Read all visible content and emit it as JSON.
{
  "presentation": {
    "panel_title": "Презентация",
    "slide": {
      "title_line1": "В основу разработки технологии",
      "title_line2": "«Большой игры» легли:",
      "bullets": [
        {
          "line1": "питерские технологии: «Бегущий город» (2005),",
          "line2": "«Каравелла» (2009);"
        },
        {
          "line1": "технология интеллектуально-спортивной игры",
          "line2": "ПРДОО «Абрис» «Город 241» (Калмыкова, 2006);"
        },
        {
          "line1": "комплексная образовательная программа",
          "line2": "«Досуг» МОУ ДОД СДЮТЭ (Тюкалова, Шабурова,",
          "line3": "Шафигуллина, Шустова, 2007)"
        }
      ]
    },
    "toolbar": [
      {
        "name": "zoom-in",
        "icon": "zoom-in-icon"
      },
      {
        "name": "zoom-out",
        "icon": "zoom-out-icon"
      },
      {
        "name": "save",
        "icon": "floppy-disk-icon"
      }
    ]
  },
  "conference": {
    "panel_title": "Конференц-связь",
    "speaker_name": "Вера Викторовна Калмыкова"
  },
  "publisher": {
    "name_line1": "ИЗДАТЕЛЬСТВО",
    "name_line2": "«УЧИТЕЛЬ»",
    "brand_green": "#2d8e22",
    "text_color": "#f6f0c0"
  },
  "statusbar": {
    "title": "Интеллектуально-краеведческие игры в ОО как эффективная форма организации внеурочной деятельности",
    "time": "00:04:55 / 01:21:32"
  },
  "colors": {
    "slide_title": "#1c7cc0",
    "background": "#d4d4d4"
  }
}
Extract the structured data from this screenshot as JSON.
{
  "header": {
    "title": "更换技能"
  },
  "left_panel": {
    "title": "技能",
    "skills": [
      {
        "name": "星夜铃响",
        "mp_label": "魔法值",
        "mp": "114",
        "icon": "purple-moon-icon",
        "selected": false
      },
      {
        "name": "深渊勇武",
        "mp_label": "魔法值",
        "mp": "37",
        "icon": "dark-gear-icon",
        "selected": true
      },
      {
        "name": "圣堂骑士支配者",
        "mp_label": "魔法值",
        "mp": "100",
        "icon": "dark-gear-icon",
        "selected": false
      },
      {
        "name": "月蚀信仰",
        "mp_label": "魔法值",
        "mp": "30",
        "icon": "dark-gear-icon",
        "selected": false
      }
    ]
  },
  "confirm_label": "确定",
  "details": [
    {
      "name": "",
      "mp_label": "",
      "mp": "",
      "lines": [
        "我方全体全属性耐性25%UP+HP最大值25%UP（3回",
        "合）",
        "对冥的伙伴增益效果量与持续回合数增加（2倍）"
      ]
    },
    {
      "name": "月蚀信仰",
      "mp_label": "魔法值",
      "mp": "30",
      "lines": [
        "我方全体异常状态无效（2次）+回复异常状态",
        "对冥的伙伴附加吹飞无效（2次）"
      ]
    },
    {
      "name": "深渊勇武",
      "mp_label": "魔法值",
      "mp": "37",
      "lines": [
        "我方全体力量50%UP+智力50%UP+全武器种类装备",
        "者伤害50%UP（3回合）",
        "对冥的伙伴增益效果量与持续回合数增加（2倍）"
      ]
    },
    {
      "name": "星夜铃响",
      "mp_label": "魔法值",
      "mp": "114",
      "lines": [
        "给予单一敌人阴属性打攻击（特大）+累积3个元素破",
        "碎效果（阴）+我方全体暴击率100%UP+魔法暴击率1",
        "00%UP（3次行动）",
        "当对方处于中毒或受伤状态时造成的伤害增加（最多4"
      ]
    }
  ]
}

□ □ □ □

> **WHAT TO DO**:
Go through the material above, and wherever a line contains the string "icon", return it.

> **OUTPUT FOR THIS TASK**:
        "icon": "zoom-in-icon"
        "icon": "zoom-out-icon"
        "icon": "floppy-disk-icon"
        "icon": "purple-moon-icon",
        "icon": "dark-gear-icon",
        "icon": "dark-gear-icon",
        "icon": "dark-gear-icon",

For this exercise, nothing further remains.